After spending some time in the studio of Horace Vernet, Eugène Lami entered the studio of Antoine-Jean Gros at the Ecole des Beaux-Arts in 1817, remaining there for three years. Among his fellow pupils were Paul Delaroche and Richard Parkes Bonington, both of whom were to have an influence on his work. He also became friendly with Théodore Gericault, with whom he shared an abiding interest in equestrian themes. Although he painted military subjects in the early part of his career, as well as numerous studies of military costumes, Lami was to make his reputation as a watercolourist and a master in the depiction of elegant society. He made his debut at the Salon in 1824, with a painting of an episode from a recent French military campaign, and the same year was awarded a medal by Charles X. He spent much of the 1830s at work on thirteen large battle scenes for the Galerie des Batailles at the Château of Versailles. Lami’s appointment in 1832 as court painter to Louis-Philippe at Versailles gave him the opportunity to draw many scenes of formal and informal court life, as well as painting highly finished watercolours depicting the important events of the July Monarchy. He was also appointed as drawing master to the King’s son, the Duc de Nemours. Lami made his first visit to London in 1826, in the company of Camille Rocqueplan, and returned to England between 1848 and 1852, when he followed Louis-Philippe into exile. While in England he continued to produce watercolour scenes of the fashionable society of London and the court of Queen Victoria, and sent a constant stream of work back to Paris to be exhibited at the Salons. (Lami was himself something of a stylish character, and as Charles Baudelaire noted of him, he was ‘the poet of dandyism, almost English in his love of things aristocratic.’) Among his other significant patrons were Prince Anatole Demidoff, who described the artist as ‘one of my good friends and one of the most distinguished French painters of our times’, and Baron James de Rothschild, for whom Lami acted as an artistic advisor, planning and supervising the decoration of the Rothschild chateaux at Boulogne and Ferrières. He was a gifted illustrator and lithographer, and in 1879 was one of the founding members of the Société des Aquarellistes Français. Lami continued to work prolifically until his death in 1890, a few weeks shy of his ninety-first birthday. Significant groups of his drawings and watercolours are today in the collections of the Musée Condé in Chantilly, the Victoria and Albert Museum in London, the Louvre and in the Royal Collection at Windsor Castle.

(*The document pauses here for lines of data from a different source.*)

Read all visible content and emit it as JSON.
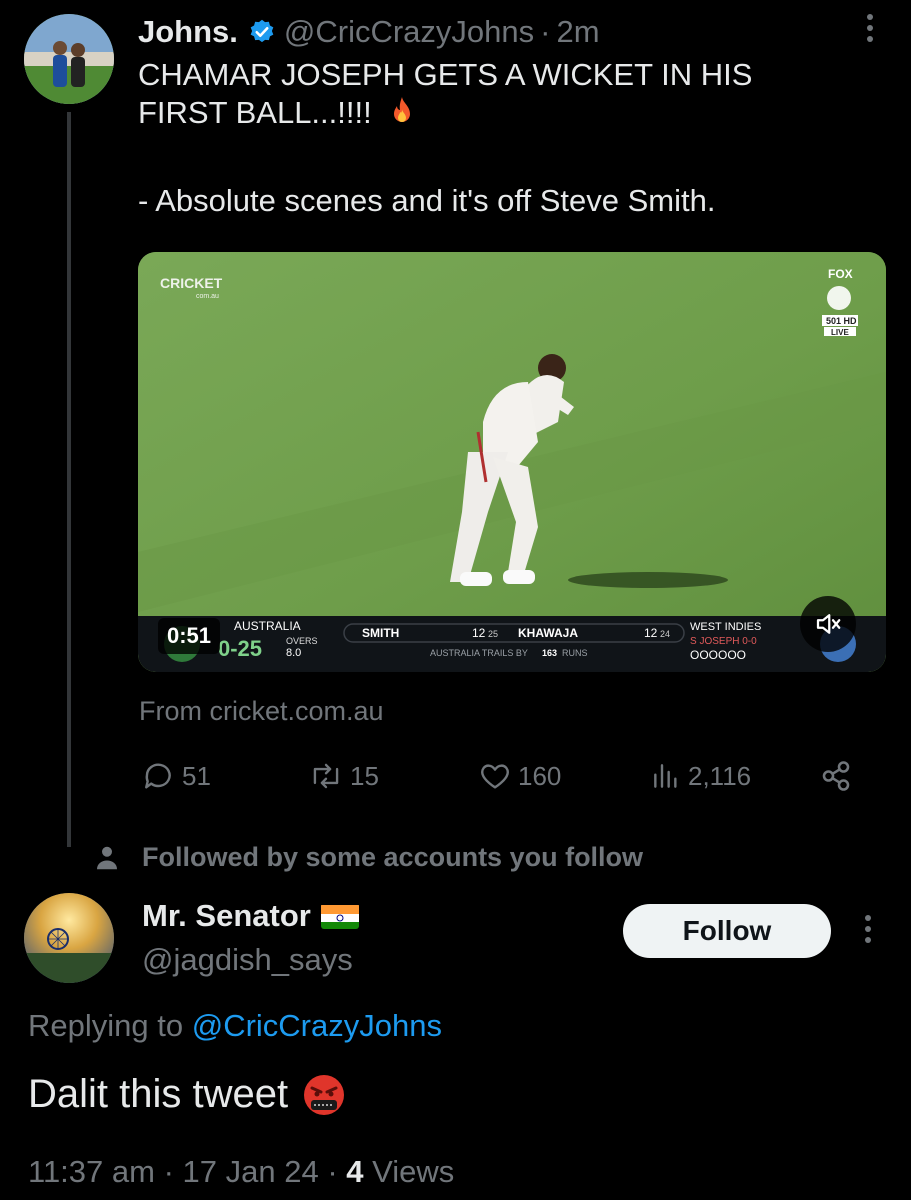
{
  "tweet": {
    "author_name": "Johns.",
    "handle": "@CricCrazyJohns",
    "separator": "·",
    "time": "2m",
    "text_lines": [
      "CHAMAR JOSEPH GETS A WICKET IN HIS",
      "FIRST BALL...!!!!",
      "",
      "- Absolute scenes and it's off Steve Smith."
    ],
    "video": {
      "duration": "0:51",
      "source": "From cricket.com.au",
      "watermark_left": "CRICKET",
      "watermark_left_sub": "com.au",
      "watermark_right_top": "FOX",
      "watermark_right_ch": "501 HD",
      "watermark_right_live": "LIVE",
      "scorebug": {
        "team": "AUSTRALIA",
        "score": "0-25",
        "overs_label": "OVERS",
        "overs": "8.0",
        "batter1": "SMITH",
        "batter1_score": "12",
        "batter1_balls": "25",
        "batter2": "KHAWAJA",
        "batter2_score": "12",
        "batter2_balls": "24",
        "trails": "AUSTRALIA TRAILS BY",
        "trails_runs": "163",
        "trails_unit": "RUNS",
        "bowl_team": "WEST INDIES",
        "bowler": "S JOSEPH 0-0",
        "balls": "OOOOOO"
      }
    },
    "stats": {
      "replies": "51",
      "reposts": "15",
      "likes": "160",
      "views": "2,116"
    }
  },
  "social_context": "Followed by some accounts you follow",
  "reply": {
    "author_name": "Mr. Senator",
    "handle": "@jagdish_says",
    "follow_label": "Follow",
    "replying_prefix": "Replying to",
    "replying_to": "@CricCrazyJohns",
    "text": "Dalit this tweet",
    "time": "11:37 am",
    "date": "17 Jan 24",
    "separator": "·",
    "views_count": "4",
    "views_label": "Views"
  },
  "colors": {
    "background": "#000000",
    "text": "#e7e9ea",
    "secondary": "#71767b",
    "accent": "#1d9bf0",
    "verified": "#1d9bf0"
  }
}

Provenance

Possibly François Dupont de Savignat, Chabanais
His daughter, Claire Jeanne Marie Dupont, Mme. Louis-Hippolyte Carnot, Château de Savignat, Chabanais
By descent to her son, Marie-Adolphe Carnot, Paris, until 1920
By descent to his daughter, Marie Marguerite Jeanne Carnot, Mme. Henri Perret, Beaune
Private collection
Anonymous sale, Paris, Hôtel Drouot, 13 June 2014, lot 43.
 

Literature

Possibly Paul-André Lemoisne, L’oeuvre d’Eugène Lami (1800-1890), Paris, 1914, p.226, no.995 (‘Étude de cheval gris pommelé à l’écurie. Dess. aquarellé. – No 90 de la vente du 12 mars 1851.’).
 

Eugène-Louis LAMI

The Horse L’Eclatant in a Stable